◆ Try it
Please filter the data down to the lines that include the word "智能运维服务" and copy them.

◆ The records
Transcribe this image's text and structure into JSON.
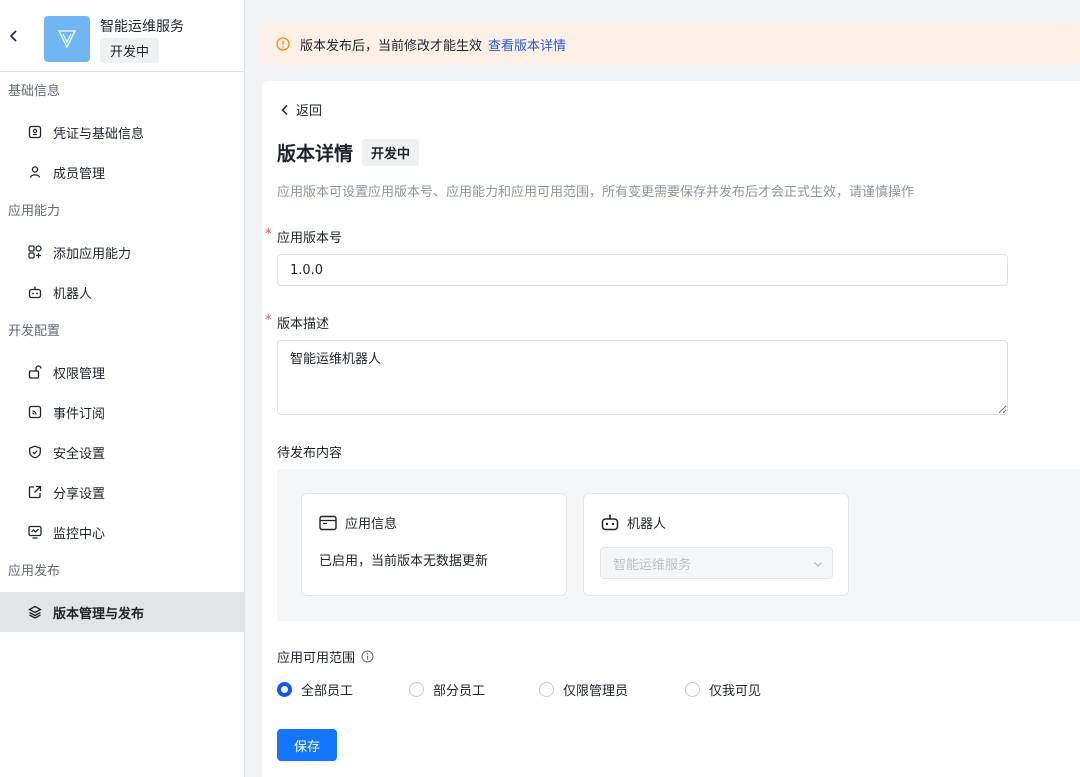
{
  "sidebar": {
    "app_name": "智能运维服务",
    "app_status": "开发中",
    "groups": [
      {
        "title": "基础信息",
        "items": [
          {
            "label": "凭证与基础信息",
            "icon": "credential-icon"
          },
          {
            "label": "成员管理",
            "icon": "member-icon"
          }
        ]
      },
      {
        "title": "应用能力",
        "items": [
          {
            "label": "添加应用能力",
            "icon": "add-capability-icon"
          },
          {
            "label": "机器人",
            "icon": "robot-icon"
          }
        ]
      },
      {
        "title": "开发配置",
        "items": [
          {
            "label": "权限管理",
            "icon": "permission-icon"
          },
          {
            "label": "事件订阅",
            "icon": "event-icon"
          },
          {
            "label": "安全设置",
            "icon": "shield-icon"
          },
          {
            "label": "分享设置",
            "icon": "share-icon"
          },
          {
            "label": "监控中心",
            "icon": "monitor-icon"
          }
        ]
      },
      {
        "title": "应用发布",
        "items": [
          {
            "label": "版本管理与发布",
            "icon": "layers-icon",
            "active": true
          }
        ]
      }
    ]
  },
  "banner": {
    "text": "版本发布后，当前修改才能生效",
    "link": "查看版本详情"
  },
  "main": {
    "back_label": "返回",
    "title": "版本详情",
    "title_tag": "开发中",
    "description": "应用版本可设置应用版本号、应用能力和应用可用范围，所有变更需要保存并发布后才会正式生效，请谨慎操作",
    "version_label": "应用版本号",
    "version_value": "1.0.0",
    "desc_label": "版本描述",
    "desc_value": "智能运维机器人",
    "pending_label": "待发布内容",
    "pending": {
      "app_info_title": "应用信息",
      "app_info_text": "已启用，当前版本无数据更新",
      "robot_title": "机器人",
      "robot_select": "智能运维服务"
    },
    "scope_label": "应用可用范围",
    "scope_options": [
      "全部员工",
      "部分员工",
      "仅限管理员",
      "仅我可见"
    ],
    "scope_selected": "全部员工",
    "save_label": "保存"
  },
  "colors": {
    "primary": "#1476ff",
    "radio_checked": "#1456f0",
    "link": "#245bdb",
    "banner_bg": "#fdf0e6",
    "warn": "#ff8800",
    "required": "#f54a45"
  }
}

◆ Task response
    "app_name": "智能运维服务",
      "robot_select": "智能运维服务"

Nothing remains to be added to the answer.